The Shruti also tells us that asurAs battle with the Soorya every morning and evening and it is the waters of the arghya pradAnam, thrown at the Sun every evening during SandhyAvandanam, that act as a veritable VajrAyudha and bundle off these asurAs, comprehensively vanquished, to a God-forsaken island called the MandEhAruNa dveepam. One who contemplates on the ParamAtmA residing in the Soorya mandalam in the evening and morning attains everything auspicious, says the Shruti—“udyantam astamyantam Adityam abhi dhyAyan kurvan BrAhmaNo vidvAn sakalam bhadram asnutE”.

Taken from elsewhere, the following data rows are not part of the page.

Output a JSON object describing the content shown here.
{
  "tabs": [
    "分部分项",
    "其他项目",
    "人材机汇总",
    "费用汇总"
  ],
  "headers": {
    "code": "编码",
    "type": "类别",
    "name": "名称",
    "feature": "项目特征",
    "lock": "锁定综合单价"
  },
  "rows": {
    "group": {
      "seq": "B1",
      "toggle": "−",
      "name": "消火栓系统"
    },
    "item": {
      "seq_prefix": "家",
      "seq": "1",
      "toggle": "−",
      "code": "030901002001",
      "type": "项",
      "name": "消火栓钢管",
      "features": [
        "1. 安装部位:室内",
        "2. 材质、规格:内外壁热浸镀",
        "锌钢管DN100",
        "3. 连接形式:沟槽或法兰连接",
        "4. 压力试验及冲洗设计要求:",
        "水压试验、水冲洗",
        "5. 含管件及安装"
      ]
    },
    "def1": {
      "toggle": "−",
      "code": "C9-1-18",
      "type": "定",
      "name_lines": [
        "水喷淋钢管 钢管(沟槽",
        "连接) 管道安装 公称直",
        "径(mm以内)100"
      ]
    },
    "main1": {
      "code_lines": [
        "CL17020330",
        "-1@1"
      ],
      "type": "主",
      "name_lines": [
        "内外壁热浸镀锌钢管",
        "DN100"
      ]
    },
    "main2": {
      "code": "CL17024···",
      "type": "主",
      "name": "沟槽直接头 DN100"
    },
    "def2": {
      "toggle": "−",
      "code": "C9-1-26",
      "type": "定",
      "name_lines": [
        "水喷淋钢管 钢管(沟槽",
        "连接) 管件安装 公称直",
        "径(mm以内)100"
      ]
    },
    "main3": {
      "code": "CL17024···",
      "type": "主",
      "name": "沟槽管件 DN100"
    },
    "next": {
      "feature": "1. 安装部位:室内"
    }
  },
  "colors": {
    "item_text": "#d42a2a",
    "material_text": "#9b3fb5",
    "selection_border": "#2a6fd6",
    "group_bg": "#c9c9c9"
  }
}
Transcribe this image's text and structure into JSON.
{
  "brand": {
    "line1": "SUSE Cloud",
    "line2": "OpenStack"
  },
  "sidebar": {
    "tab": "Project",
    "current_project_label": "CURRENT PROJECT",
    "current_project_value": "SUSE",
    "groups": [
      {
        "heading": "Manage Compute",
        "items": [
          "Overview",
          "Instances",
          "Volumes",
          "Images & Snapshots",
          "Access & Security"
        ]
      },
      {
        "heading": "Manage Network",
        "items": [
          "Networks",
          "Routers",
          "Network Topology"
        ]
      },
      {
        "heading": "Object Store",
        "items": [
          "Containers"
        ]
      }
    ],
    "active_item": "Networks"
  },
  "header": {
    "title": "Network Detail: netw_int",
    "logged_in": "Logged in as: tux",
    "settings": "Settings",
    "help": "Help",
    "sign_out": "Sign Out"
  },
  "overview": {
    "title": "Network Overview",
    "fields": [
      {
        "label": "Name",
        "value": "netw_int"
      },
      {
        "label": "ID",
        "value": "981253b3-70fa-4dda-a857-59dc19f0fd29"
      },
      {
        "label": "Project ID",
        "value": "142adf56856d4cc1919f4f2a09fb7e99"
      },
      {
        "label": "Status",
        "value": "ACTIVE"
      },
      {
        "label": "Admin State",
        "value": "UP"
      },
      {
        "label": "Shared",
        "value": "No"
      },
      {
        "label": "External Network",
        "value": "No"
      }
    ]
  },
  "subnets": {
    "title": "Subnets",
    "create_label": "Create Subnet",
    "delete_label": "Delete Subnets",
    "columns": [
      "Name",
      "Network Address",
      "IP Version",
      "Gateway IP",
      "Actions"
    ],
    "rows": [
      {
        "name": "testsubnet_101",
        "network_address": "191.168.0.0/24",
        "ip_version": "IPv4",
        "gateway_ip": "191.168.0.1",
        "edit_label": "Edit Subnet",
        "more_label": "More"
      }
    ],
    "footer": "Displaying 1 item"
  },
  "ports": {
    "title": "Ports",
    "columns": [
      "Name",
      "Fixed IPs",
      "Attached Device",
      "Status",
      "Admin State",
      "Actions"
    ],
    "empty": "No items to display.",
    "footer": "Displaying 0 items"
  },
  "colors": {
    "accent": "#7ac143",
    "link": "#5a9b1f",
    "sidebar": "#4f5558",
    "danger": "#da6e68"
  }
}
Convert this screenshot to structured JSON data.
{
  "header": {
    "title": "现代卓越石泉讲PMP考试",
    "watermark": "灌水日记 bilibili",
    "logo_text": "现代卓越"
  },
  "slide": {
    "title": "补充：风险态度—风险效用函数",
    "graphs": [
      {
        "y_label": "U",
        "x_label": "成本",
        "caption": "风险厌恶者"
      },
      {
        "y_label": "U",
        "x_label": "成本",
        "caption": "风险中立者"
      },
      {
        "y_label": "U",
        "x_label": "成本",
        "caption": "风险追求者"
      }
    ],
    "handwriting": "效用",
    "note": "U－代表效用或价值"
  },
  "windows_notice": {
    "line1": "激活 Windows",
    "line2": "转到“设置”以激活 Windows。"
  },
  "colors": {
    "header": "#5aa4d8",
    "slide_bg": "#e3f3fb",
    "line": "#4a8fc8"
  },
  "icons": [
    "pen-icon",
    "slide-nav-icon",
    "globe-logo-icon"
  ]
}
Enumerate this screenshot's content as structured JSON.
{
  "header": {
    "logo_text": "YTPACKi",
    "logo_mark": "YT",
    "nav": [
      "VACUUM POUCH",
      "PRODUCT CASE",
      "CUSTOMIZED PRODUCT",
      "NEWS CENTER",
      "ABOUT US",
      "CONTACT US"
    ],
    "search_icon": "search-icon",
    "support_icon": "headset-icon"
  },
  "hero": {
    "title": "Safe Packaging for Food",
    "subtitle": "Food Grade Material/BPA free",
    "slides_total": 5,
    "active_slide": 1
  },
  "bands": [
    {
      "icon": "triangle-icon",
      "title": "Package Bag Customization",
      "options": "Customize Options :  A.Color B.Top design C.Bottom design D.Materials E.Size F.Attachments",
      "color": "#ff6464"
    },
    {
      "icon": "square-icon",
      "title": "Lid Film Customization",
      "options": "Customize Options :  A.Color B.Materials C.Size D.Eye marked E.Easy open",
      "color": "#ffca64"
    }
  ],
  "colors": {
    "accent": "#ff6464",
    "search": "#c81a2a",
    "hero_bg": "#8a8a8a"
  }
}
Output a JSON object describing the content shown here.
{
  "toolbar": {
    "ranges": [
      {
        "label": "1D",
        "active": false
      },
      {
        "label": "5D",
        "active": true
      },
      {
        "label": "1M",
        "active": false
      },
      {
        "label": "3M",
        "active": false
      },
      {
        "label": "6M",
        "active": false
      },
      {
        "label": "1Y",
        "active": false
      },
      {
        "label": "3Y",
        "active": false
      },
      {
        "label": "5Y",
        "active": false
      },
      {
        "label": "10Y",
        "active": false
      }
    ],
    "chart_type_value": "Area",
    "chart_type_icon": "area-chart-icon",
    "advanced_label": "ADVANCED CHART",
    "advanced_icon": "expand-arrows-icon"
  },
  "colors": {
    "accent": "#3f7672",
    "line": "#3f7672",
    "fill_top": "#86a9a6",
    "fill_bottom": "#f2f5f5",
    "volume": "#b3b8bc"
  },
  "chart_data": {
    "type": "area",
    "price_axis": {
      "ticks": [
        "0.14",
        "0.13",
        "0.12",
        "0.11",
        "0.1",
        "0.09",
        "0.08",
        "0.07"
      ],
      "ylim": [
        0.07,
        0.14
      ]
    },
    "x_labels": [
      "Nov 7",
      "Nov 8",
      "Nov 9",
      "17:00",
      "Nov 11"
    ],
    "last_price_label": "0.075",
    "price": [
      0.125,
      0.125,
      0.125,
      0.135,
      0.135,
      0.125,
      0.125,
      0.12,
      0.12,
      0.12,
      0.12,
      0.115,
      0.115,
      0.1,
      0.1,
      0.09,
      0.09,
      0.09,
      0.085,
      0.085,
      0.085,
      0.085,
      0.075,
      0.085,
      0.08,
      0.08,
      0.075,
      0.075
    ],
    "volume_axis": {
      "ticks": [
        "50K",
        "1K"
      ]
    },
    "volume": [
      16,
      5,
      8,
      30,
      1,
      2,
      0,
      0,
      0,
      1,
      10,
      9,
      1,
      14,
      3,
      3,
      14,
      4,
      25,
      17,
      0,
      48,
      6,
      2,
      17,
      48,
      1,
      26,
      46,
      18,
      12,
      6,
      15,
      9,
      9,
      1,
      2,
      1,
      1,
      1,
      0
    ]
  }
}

The Evening might be a time for rest, relaxation and rejoicing for us, but for Sri Nammazhwar, it is a time of torment and torture, as he describes graphically in all of ten pAsurams, collectively known as “MAlai poosal”. Though every moment of separation from Sri Krishna, the Divine Lover, is indeed an ordeal for Azhwar , the evening is especially cruel, with the threat of the impending, long night of separation looming large. The gentle evening breeze from the south carrying the intoxicating scent of the Jasmine (“Malligai kamazh tendral eerumAlO”) appears to him to be worse than the sharp winter wind, which chills you to the morrow. The bewitching music of Kurinji rAga that the breeze carries sounds little better than a raucous screech. The slanting rays of the setting Sun induce a stupor, not of bliss but of distress. Reddish clouds, instead of generating joy, cause only anguish. The mellifluous chime of bells adorning the necks of cows sounds to be an unbearable din, as does the incredibly sweet calling of the Koels. The rising Moon, normally a symbol of romance, with its soft and inviting luminescence, now appears to virtually blaze like a scorching Sun. While all the allurements of the golden evening are indeed enchanting in the company of Sri Krishna, the same sources of attraction turn into tormenting factors, in His absence. Azhwar, assuming the role of a GOpi weary with waiting for the wonderful cowherd, laments that the promised evening of reunion has arrived, in all its splendour, but there is no sign of Krishna turning up—
“MAlayum vandadu MAyan vArAn”.
On the other hand, the NArAyaNeeyam portrays the indescribable bliss of an evening with Sri Krishna, amidst the sands of Yamuna, with the rising Moon drenching those present with his soft beams, the balmy spring breeze bearing the intoxicating scent of innumerable blooms and the strains from Krishna’s flute transporting everyone to new heights of delight—“SAyam kAle vAnAntE kusumita samayE saikatE chandrikAyAm”.
Whenever we think of finer things like music, dance or uplifting lectures on Bhagavat KathA, we find that they are invariably associated with the evening. Music concerts or Hari KathA expositions are held mostly in the magical evening rather than the prosaic morning, for captivating the hearts of audiences. Even filmgoers appear to prefer the evening show to the matinee, if the crowds are any indication. So, looked at from the religious angle or the secular, readers would agree that the Evening is definitely the preferred portion of the day.
Article by : Sadagopan Iyengar Swami, Coimbatore